Now, here I am, back in Dabola and full of ideas for projects. I can’t wait to get started, but getting things done in Guinea is a slow process. Little by little, as they say here, though they say in in French so it sounds more like petite á petite.
Oh, I nearly forgot! As you know from a previous update all the PC volunteers in Mali were evacuated because of the coup d’état. Well, some went home and some transferred to other PC countries. Guinea is the proud recipient of two lovely ex-Malian volunteers. One will be a public health volunteer in or near Conakry, the other will be based in Dabola as an agroforestry volunteer. *does a little shuffle* Soon there will be three white-folk in Dabola: myself, Rob the Brit, and Rebecca the tree planter. Come on, say it with me. SITEMATE!

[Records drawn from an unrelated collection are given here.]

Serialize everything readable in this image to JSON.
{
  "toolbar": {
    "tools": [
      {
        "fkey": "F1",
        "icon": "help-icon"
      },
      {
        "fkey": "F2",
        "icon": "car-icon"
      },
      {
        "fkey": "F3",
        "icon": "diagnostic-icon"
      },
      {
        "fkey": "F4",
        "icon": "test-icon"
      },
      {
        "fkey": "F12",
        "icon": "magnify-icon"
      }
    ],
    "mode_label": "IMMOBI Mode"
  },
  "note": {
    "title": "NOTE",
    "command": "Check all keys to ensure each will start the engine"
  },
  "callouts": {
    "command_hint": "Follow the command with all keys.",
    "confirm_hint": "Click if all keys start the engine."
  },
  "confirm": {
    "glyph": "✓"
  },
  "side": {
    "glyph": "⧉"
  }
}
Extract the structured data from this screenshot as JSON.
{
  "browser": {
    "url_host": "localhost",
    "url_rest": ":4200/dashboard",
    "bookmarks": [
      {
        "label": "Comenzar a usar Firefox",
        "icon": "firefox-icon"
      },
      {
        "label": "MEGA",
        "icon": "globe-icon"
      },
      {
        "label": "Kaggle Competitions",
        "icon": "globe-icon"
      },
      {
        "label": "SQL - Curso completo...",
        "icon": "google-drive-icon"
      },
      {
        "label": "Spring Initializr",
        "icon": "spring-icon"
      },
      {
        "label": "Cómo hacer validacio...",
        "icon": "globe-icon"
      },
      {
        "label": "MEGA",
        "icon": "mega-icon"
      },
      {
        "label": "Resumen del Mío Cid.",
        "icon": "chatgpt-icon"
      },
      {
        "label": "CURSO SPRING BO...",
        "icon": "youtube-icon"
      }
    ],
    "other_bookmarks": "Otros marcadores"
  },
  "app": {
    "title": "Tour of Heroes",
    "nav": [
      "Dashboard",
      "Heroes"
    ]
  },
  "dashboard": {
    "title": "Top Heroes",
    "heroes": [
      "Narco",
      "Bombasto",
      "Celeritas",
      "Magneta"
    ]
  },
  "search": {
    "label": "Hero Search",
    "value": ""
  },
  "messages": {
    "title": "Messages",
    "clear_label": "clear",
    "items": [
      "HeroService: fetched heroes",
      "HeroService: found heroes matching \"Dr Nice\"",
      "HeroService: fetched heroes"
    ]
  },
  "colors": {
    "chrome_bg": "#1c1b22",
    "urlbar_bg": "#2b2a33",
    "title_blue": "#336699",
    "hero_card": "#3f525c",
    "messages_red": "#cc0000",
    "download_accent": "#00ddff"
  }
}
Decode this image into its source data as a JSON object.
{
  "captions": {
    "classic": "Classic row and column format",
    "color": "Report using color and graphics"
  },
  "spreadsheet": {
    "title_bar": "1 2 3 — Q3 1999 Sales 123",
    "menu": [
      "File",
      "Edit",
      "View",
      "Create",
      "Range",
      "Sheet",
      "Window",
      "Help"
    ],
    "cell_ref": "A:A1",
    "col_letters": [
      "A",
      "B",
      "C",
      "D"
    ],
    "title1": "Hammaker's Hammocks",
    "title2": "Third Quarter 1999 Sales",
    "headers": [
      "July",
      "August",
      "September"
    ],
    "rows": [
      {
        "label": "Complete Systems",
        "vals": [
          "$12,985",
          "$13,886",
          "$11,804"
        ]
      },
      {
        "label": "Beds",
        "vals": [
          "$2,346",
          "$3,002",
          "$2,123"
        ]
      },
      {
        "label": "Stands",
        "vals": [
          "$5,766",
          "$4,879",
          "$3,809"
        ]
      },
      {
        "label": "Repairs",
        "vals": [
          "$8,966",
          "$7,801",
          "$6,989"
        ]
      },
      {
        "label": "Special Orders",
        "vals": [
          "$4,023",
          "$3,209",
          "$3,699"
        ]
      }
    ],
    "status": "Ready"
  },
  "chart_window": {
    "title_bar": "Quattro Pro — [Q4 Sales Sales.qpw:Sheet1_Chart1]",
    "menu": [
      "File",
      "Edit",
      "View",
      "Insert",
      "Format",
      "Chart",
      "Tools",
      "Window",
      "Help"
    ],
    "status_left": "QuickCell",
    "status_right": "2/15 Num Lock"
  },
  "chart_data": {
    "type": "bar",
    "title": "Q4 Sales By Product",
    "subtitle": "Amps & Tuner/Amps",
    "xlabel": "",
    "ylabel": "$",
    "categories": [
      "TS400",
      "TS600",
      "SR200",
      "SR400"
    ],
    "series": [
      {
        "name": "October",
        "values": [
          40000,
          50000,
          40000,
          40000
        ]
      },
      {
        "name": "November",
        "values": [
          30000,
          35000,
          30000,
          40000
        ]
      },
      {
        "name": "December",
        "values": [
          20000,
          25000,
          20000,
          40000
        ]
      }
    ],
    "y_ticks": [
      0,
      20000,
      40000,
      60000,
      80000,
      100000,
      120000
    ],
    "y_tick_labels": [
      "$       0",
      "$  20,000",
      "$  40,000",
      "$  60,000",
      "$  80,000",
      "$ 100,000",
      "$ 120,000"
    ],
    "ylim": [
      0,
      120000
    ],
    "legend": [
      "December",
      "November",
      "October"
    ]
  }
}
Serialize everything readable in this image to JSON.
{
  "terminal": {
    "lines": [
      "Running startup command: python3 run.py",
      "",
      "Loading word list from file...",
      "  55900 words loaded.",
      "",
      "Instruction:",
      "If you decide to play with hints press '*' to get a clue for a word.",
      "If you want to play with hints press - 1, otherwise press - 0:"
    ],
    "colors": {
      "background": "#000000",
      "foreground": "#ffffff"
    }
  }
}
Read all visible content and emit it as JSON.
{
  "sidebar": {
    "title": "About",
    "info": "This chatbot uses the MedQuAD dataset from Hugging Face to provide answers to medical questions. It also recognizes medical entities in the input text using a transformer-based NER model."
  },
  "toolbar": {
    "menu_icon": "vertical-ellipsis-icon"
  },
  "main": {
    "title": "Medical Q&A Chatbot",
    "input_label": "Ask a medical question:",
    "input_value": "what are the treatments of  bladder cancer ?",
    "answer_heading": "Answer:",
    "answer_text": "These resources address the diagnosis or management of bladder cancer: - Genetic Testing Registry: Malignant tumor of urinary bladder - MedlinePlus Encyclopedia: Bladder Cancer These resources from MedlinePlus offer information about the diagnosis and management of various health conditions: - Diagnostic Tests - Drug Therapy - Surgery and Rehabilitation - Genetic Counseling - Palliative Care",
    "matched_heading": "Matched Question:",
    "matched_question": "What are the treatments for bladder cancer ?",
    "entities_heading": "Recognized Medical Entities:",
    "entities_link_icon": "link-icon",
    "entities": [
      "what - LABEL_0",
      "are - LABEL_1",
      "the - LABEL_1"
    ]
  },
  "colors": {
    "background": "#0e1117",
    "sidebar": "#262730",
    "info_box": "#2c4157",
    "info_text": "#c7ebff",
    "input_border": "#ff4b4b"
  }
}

Something wonderful happened the weekend before IST: four lovely packages arrived at my doorstep. Ben’s had my rain coat in it and was stuff to the brim with all my favorite treats (mmmm… rosemary and olive oil Triscuits). Jill’s was direct from the magnificent aisles of Trader Joe’s (seriously, who doesn’t love that store. If you don’t, we can’t be friends. It’s like Snack Central, USA.) Mom’s had seeds to jump start a garden, drink mixes, toys for the kids, redneck cookies, and a much needed fly swatter. And then there was the package from Matt & Co., a team effort that included magazines, newspapers, handwritten notes, and enough goodies to ensure diabetes. Thank you all so much for the time and money and love you put into those packages. They mean more than you know. Alba, I’m still waiting on yours, but rumor has it that I have a package in Conakry and my guess is that your name is on the return address.
This last month has been phenomenal.